So here is my question: when is Israel actually given the Torah?
Over and over again, Moses says something to the effect of, “Heed the Lord your God and observe His commandments and His laws which I command you this day” (Devarim 27:10). This quote, from our parsha, says that Moses gave the Israelites the laws (or at least a portion of them) today – some thirty nine years after Sinai. However, tradition always told me we received the Torah at Sinai!
In thinking through this conundrum, I looked back at the Sinai narrative (here comes the intertextuality). As it turns out, I found many similarities between the two sections.
Both sections include instruction to inscribe the laws on stones tablets (Shemot 24:12/Devarim 27:4).
Both stories contain commands to erect altars built of unhewn stones (Shemot 20:22/Devarim 27:6).
In both, we are told that observing the laws will make us a holy people and nation (Shemot 19:6/Devarim 26:19).
While the two narratives are very similar, there remains one major difference – the method of transmission and reception. At Sinai, “All the people witnessed the thunder and lightning, the blare of the horn and the mountain smoking” (Shemot 20:15). Whereas in our section, “Moses and the levitical priests spoke to all Israel, saying: Silence! Hear, O Israel!” (Devarim 27:9).
In one, Torah is received through pomp and circumstance – in the other, through calm stillness.
Beyond the question sessions during Torah service, I spent much time at Ramah walking among the stunning snow capped peaks of the Rockies. In doing so, I often experienced amazement at the sheer grandeur of all that surrounded me. I witnessed thunder and lighting, finding great humility in surrendering to God’s mighty power. However, it was only through slowing down that I felt the force of the wind challenging my balance, that I heard the river washing away the mountain’s surface, and that I perceived underfoot, the mountain’s immense stability in the face of it all.
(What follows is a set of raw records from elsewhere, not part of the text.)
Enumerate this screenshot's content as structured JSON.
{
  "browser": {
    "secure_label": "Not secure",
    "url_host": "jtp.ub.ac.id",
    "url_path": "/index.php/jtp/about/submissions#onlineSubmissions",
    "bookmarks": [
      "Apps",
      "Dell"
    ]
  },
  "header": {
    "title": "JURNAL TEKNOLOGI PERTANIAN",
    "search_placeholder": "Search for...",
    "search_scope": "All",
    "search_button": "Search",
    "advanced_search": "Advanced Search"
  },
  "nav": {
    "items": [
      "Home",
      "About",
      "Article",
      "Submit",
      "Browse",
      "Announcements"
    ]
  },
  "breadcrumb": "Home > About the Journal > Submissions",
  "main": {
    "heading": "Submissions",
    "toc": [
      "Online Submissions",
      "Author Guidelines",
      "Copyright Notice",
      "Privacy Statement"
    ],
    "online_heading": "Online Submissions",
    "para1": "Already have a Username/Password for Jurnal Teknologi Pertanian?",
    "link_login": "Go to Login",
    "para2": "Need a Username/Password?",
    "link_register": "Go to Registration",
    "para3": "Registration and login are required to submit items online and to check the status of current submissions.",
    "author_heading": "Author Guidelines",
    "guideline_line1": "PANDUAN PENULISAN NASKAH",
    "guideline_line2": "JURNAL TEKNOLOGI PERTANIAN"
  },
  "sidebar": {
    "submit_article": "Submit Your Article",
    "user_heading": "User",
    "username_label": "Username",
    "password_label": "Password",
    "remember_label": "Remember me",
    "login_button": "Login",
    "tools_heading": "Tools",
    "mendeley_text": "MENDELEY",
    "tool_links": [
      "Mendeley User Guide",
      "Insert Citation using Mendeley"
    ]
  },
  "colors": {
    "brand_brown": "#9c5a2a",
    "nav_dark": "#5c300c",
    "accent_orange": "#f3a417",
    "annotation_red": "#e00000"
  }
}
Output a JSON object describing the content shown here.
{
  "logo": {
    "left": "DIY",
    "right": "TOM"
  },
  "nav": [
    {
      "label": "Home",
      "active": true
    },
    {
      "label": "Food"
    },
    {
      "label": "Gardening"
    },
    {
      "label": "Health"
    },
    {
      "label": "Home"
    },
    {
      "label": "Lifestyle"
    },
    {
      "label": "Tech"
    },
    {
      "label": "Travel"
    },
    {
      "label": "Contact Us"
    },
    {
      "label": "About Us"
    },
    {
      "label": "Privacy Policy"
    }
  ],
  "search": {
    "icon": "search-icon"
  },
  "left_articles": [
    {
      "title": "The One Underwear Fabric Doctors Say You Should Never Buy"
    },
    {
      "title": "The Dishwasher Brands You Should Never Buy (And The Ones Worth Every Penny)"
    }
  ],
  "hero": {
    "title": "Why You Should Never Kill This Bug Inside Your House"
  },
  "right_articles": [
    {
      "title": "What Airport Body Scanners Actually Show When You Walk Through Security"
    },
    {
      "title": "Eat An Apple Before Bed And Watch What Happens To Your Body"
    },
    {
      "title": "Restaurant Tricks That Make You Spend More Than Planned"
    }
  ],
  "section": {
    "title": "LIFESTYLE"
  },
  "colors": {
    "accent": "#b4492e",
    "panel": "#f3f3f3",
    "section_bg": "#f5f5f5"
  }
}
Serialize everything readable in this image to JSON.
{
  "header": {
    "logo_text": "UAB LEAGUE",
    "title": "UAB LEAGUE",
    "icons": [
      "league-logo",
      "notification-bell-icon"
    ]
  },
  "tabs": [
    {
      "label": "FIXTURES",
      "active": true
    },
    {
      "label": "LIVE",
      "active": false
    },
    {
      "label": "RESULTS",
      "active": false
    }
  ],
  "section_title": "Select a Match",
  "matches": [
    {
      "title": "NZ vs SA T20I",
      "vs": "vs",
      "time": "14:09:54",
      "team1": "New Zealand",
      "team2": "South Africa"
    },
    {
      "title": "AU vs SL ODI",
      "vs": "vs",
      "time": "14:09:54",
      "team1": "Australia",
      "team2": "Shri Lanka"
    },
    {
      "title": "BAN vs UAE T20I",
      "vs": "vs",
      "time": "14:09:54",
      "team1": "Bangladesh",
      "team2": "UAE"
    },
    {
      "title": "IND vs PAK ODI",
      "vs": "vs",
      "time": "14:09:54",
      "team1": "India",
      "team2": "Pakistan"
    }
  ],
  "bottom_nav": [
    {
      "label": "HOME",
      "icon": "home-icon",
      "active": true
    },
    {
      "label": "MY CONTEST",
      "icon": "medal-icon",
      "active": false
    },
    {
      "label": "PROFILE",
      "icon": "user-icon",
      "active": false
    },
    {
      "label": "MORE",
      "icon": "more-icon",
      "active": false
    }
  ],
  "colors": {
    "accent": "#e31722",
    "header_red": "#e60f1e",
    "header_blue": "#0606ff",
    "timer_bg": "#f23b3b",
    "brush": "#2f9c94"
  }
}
Only through pursuing silence was I able to hear.
My question was, when do the Jewish people receive the Torah? Our two sections lead me to believe that the Israelites receive instruction on multiple occasions. Perhaps the Torah was given at Sinai and then, over and over again. Moreover, I hear Moses and the levitical priests charging me to be silent – to “Hear, O Israel.”
When we are able to listen, inscribe what we hear in stone, build altars out of actions unhewn by coercion or expectations, and truly act as a holy nation – that will always and forever be the day where we, “became the people of the Lord your God” (Devarim 27:9).